**Assignment**. In the listing below, count each line containing "오브젝트" and answer with the count only.

**Exercise data**.
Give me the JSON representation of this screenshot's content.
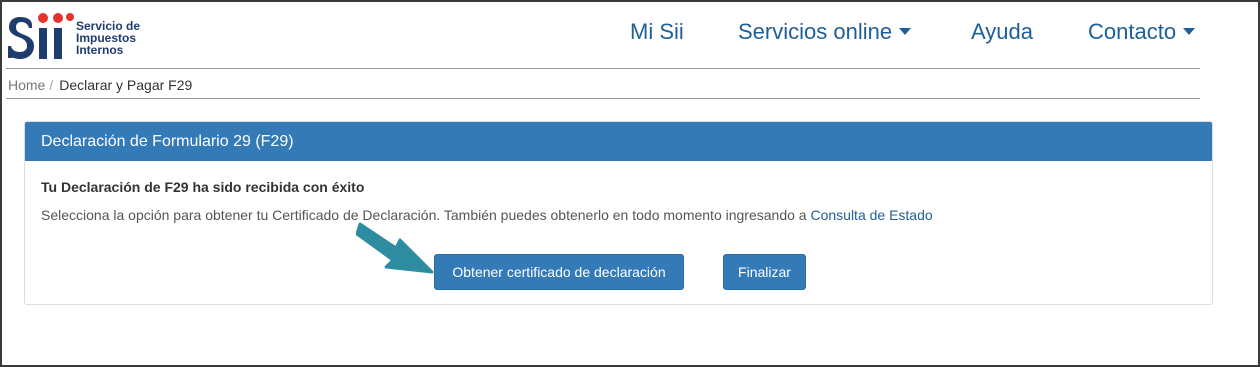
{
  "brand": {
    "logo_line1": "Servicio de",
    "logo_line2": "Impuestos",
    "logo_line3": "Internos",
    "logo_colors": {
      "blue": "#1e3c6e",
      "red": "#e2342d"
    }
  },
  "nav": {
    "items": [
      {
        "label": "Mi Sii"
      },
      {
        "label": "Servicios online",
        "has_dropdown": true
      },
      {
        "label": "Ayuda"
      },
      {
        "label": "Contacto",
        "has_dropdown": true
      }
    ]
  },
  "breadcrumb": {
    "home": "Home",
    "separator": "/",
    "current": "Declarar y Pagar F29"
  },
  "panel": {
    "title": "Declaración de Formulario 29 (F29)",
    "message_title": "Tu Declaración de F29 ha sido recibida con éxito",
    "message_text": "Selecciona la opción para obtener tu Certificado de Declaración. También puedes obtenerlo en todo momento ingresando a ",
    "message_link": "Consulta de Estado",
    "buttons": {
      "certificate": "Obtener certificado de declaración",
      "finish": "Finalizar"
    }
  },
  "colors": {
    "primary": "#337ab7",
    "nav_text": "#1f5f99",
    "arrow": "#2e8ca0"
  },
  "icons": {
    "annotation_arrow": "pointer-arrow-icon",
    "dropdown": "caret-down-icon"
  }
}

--

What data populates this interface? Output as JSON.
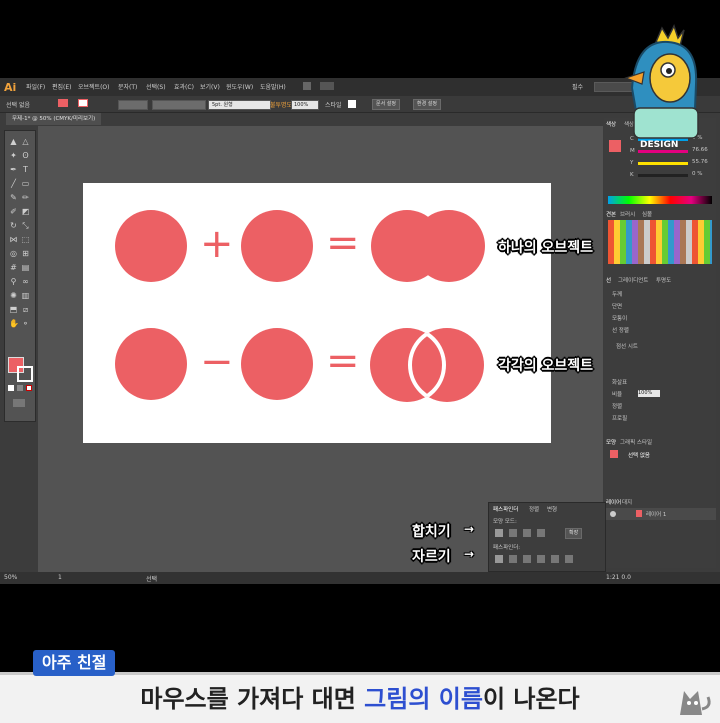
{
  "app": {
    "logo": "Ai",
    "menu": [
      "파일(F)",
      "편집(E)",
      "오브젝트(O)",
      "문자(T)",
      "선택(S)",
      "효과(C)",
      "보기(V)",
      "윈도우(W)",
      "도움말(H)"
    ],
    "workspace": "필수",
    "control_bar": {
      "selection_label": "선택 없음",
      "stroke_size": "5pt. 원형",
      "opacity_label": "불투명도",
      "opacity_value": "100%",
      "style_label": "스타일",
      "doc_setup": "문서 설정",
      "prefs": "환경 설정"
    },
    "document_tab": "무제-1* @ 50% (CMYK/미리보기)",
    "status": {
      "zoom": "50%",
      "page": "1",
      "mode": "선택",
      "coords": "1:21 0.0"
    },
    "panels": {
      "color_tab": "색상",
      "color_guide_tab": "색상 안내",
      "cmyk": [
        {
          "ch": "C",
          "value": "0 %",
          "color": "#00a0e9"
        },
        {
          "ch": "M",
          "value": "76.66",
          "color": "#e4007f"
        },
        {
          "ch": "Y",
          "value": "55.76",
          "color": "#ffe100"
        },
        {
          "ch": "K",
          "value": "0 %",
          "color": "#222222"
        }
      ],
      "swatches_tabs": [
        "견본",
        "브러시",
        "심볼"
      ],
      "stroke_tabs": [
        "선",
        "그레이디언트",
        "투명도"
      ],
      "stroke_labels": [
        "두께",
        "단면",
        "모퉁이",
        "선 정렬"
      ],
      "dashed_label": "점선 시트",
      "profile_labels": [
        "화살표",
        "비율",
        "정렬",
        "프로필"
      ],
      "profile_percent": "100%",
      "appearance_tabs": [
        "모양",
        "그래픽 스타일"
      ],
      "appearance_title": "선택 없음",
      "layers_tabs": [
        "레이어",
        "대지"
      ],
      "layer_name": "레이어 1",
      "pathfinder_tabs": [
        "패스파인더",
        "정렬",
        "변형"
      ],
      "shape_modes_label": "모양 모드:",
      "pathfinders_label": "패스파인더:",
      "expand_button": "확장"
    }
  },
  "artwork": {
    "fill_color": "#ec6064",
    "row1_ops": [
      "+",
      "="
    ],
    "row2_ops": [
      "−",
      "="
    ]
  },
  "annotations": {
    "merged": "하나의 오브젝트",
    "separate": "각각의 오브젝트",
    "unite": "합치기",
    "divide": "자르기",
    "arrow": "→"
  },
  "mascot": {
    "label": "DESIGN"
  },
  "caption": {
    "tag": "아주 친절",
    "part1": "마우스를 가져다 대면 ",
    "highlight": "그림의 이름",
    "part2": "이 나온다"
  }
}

**Final answer**. 3